Oklahoma is a state steeped in rich history, marked by tales of resilience, diversity, and transformation. From the ancient indigenous civilizations that first called this land home to the modern-day multicultural tapestry, Oklahoma’s history is a testament to the enduring spirit of its people.
The roots of Oklahoma’s history can be traced back thousands of years to the Native American tribes that inhabited the region. The land was home to the Choctaw, Chickasaw, Cherokee, Creek, and Seminole tribes, among others, who flourished with their distinct cultures, traditions, and connections to the land. However, their history took a tragic turn with the forced removal known as the Trail of Tears, when they were relocated to Oklahoma from their ancestral lands in the southeastern United States.
In the late 19th century, the area that would become Oklahoma was known as Indian Territory, set aside by the U.S. government for the resettlement of various tribes. It became a melting pot of cultures and ethnicities, a place where Native Americans, European settlers, and African Americans intermingled, creating a unique blend of traditions and influences.
The Land Run of 1889 was a pivotal event in Oklahoma’s history, where thousands of settlers raced to stake their claims on the unassigned lands. The rapid influx of pioneers gave birth to bustling towns and cities, and Oklahoma City, Tulsa, and Norman emerged as prominent centers of commerce, culture, and education.
Oklahoma’s history is also marred by the devastating Dust Bowl era of the 1930s. Severe drought and poor land management practices led to massive dust storms, displacing countless families and causing widespread agricultural devastation. The resilience and determination of the people during this time inspired John Steinbeck’s iconic novel “The Grapes of Wrath” and shaped the state’s commitment to conservation and sustainable farming practices.
The oil boom that followed World War I brought about a new era of prosperity and development in Oklahoma. The discovery of oil fields led to a rapid economic expansion, with cities like Tulsa becoming hubs of the oil industry. Oklahoma also played a crucial role in the development of Route 66, the iconic highway that connected the country from Chicago to Los Angeles, facilitating trade and travel.

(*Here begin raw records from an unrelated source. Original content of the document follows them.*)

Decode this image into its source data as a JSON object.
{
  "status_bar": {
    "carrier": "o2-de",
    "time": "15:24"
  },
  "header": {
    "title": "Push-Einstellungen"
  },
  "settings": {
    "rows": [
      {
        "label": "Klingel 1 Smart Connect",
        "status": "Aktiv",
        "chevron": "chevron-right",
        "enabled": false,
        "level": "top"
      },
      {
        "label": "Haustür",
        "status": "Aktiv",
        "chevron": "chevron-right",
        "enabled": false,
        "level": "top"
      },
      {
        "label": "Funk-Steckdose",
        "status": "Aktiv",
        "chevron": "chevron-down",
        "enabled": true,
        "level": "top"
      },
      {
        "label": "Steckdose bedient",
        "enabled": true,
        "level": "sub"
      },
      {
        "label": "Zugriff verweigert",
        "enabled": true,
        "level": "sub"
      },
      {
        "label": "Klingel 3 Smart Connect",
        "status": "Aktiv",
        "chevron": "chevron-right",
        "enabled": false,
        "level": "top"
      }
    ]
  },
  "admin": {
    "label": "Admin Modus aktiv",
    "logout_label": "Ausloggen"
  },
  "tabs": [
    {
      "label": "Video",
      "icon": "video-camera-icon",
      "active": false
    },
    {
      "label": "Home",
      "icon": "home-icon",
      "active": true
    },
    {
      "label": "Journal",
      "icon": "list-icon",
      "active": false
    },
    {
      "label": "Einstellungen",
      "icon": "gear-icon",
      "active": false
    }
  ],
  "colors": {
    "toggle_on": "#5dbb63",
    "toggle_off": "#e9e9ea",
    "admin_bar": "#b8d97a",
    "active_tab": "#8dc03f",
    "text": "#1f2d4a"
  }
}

In addition to its economic growth, Oklahoma has been a hotbed of artistic and cultural expression. The state produced legendary musicians such as Woody Guthrie and influential artists like Charles Banks Wilson. The Native American heritage continues to thrive through vibrant powwows, traditional ceremonies, and the preservation of tribal languages and customs.
Today, Oklahoma stands as a vibrant state, embracing its multicultural heritage while forging a path towards progress. Its diverse population, including Native American tribes, European Americans, African Americans, and Hispanic communities, contributes to a rich tapestry of traditions and perspectives.
Exploring the history of Oklahoma unveils a profound journey marked by triumphs and tribulations. It is a testament to the indomitable spirit of the people who have shaped this land and continue to carry its legacy forward. From ancient civilizations to modern progress, Oklahoma’s history stands as a reminder of the power of resilience, unity, and cultural diversity.